» **REQUIREMENT**:
Copy each line that contains the string "data", taking them from the material.

(EXTRACTED RECORDS begins)

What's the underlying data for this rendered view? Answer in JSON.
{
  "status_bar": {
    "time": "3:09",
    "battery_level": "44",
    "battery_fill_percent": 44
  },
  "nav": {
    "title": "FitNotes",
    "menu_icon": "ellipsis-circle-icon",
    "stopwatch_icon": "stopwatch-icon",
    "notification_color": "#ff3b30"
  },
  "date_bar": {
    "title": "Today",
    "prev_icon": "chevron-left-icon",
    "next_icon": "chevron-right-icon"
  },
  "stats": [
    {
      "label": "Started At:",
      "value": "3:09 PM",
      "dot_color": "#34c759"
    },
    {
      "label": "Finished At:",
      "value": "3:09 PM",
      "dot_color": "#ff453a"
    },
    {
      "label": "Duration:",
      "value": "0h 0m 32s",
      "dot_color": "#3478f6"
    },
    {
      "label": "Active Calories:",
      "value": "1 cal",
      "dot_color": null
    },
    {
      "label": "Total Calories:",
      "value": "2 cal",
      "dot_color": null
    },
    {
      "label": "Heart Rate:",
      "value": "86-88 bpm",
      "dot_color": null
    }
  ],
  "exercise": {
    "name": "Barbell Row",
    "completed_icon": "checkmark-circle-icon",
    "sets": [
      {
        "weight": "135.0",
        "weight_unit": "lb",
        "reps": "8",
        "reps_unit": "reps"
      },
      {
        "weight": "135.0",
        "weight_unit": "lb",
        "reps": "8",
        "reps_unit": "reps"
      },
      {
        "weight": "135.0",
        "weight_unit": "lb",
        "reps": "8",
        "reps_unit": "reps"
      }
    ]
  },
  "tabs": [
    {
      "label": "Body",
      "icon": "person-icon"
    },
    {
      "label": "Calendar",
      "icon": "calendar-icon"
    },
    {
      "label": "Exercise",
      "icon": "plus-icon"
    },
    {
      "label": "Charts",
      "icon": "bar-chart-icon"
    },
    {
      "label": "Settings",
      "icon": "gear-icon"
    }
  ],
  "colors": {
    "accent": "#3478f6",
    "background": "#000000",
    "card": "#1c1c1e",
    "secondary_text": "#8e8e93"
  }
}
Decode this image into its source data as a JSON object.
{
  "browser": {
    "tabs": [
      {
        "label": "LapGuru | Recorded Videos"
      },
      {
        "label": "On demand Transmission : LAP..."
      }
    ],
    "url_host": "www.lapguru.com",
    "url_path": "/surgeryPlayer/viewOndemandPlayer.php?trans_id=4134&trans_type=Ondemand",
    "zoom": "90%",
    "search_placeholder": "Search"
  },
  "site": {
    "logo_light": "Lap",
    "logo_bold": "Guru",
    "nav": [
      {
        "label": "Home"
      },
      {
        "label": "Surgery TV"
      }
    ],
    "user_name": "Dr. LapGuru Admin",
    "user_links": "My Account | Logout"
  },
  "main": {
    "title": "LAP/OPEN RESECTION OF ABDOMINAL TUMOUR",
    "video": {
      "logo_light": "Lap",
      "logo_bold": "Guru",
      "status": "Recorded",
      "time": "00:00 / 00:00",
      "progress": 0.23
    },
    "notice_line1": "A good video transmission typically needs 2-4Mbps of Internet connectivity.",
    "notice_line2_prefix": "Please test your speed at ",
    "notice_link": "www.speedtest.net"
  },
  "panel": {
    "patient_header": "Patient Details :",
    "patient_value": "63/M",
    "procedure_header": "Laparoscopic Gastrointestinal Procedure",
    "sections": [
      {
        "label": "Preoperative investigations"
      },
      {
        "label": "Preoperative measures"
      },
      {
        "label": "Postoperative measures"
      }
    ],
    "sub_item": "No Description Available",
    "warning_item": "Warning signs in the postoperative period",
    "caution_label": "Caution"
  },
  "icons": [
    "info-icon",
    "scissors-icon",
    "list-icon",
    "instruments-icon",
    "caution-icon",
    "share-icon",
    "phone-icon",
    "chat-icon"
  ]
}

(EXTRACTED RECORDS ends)
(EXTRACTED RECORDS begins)

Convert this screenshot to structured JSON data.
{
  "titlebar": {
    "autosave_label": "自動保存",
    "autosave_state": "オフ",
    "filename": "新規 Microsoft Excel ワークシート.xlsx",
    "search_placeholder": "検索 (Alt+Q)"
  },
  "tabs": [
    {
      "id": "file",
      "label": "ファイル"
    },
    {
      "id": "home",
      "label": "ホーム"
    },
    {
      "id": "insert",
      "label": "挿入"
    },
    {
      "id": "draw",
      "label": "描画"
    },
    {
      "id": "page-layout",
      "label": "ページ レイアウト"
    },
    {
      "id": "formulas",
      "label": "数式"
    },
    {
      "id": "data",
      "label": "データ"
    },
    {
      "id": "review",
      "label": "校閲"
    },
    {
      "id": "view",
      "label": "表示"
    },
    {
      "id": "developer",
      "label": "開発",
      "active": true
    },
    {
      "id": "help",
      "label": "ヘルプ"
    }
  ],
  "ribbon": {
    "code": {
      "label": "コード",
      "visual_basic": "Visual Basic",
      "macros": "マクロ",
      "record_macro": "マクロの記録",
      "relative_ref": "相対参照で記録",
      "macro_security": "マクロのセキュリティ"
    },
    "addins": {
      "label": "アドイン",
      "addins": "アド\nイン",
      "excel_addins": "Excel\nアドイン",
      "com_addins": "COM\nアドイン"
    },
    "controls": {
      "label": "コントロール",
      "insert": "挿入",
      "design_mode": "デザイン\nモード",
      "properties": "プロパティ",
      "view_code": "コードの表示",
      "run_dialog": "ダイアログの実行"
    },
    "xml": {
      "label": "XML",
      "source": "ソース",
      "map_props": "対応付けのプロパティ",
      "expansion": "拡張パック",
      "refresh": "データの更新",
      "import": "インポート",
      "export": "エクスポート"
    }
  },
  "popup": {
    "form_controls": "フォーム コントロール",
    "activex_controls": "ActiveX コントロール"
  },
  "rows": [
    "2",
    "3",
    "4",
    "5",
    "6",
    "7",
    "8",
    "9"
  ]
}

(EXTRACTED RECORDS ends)

» **TASK ANSWER**:
What's the underlying data for this rendered view? Answer in JSON.
Decode this image into its source data as a JSON object.
Convert this screenshot to structured JSON data.
      "id": "data",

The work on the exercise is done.